PROBLEM TO WORK ON ▸ Wherever the word "pricing" shows up in the data, report the line it sits in.

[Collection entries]
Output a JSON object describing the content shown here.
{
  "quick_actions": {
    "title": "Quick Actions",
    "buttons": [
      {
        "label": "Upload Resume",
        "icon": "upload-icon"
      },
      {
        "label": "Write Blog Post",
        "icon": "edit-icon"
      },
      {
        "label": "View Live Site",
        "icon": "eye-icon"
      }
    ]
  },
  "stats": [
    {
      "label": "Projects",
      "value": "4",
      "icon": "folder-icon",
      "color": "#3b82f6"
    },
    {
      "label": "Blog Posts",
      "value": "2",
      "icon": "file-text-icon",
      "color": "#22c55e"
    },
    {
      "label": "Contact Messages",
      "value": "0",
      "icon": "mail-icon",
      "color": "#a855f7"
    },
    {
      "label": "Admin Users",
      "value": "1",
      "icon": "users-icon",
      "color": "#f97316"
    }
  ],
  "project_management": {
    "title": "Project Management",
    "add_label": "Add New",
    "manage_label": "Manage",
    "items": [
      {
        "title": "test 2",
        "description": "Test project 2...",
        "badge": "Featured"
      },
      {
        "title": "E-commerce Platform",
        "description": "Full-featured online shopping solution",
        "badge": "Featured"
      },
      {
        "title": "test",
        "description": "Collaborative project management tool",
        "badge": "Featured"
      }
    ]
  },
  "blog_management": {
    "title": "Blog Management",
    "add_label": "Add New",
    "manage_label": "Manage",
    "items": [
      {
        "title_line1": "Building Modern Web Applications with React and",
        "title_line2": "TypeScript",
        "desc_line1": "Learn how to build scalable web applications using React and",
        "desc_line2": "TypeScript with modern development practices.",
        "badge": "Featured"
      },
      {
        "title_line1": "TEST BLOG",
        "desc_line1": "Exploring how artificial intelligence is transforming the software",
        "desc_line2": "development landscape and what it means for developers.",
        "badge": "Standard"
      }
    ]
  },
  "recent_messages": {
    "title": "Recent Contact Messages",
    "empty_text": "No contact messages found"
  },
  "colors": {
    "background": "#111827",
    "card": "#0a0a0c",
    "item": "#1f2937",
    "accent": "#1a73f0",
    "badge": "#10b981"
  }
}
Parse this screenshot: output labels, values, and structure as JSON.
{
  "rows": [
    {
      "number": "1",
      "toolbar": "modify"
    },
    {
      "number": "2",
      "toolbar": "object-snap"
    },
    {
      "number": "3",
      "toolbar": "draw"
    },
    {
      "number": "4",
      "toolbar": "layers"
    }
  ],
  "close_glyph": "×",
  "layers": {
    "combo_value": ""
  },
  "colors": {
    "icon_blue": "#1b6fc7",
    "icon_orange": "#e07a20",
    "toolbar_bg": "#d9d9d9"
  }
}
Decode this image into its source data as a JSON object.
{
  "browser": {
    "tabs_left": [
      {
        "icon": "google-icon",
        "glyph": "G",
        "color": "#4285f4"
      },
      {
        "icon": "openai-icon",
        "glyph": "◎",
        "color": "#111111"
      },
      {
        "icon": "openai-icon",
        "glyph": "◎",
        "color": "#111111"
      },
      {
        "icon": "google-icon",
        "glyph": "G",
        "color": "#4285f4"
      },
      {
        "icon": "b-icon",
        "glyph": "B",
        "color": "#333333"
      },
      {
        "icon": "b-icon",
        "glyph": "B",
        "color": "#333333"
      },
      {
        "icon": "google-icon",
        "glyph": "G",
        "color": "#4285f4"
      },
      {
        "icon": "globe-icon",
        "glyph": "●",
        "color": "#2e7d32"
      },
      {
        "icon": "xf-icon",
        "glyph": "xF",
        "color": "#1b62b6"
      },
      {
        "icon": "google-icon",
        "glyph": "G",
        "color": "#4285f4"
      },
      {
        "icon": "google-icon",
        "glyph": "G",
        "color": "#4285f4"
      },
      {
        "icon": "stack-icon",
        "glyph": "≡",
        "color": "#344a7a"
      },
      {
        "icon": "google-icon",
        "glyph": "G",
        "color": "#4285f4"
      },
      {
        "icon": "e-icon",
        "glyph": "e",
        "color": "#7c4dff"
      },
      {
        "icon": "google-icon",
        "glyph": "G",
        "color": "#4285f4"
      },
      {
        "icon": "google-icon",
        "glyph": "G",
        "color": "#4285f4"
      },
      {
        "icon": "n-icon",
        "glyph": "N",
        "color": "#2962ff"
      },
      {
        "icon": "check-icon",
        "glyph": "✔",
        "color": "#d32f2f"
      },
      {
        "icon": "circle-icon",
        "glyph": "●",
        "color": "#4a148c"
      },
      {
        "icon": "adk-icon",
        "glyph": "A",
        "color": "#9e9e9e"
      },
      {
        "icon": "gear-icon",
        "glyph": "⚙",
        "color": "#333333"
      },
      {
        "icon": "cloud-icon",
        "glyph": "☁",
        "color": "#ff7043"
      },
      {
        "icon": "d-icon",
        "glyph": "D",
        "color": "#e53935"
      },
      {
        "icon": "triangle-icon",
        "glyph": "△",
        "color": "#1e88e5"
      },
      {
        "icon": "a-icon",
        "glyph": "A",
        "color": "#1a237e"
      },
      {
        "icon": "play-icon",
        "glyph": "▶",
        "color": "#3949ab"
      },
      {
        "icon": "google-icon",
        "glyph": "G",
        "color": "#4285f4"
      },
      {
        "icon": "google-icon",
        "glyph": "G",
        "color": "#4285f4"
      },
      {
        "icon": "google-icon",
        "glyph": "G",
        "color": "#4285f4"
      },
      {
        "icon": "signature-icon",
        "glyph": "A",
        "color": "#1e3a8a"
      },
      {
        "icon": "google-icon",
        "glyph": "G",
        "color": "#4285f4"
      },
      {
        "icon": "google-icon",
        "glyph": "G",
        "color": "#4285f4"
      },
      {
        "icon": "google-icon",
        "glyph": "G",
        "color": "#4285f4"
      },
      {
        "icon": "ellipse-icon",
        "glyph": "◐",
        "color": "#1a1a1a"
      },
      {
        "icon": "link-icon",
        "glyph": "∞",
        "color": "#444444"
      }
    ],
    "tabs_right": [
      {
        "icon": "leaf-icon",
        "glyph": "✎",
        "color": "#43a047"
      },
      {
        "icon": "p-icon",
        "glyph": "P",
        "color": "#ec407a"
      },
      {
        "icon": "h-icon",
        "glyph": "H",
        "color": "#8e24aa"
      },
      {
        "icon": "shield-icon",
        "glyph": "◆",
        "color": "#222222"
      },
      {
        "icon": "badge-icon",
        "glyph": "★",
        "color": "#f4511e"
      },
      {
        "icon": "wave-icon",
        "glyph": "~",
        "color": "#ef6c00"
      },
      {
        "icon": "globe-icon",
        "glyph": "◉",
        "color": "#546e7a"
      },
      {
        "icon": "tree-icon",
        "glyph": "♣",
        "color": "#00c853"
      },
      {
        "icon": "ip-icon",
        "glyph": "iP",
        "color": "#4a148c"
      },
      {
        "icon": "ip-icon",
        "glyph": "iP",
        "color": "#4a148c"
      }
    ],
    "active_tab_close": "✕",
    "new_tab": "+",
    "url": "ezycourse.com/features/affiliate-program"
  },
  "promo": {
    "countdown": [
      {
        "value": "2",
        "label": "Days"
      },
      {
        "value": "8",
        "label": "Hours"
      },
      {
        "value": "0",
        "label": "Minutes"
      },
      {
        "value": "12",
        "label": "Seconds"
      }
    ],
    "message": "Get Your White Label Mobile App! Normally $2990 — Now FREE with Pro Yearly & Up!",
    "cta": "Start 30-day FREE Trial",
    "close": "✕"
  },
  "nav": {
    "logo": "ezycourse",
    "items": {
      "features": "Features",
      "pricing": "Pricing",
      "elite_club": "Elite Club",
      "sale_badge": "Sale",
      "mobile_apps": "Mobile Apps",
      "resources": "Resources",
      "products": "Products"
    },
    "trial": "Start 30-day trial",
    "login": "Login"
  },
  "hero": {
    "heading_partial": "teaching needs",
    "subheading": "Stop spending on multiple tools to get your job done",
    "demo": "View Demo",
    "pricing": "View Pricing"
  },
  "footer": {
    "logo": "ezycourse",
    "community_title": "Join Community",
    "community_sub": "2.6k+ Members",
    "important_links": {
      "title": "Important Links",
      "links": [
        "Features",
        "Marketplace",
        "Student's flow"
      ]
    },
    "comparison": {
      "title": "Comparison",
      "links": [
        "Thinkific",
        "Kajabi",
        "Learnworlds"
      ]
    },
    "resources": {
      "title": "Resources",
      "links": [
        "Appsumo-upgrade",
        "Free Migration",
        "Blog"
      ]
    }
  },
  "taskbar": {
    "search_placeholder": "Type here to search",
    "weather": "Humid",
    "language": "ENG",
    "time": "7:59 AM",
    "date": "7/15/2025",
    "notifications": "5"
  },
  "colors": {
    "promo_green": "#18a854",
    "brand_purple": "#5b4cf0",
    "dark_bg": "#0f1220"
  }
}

EXERCISE SOLUTION ▸
      "pricing": "Pricing",
    "pricing": "View Pricing"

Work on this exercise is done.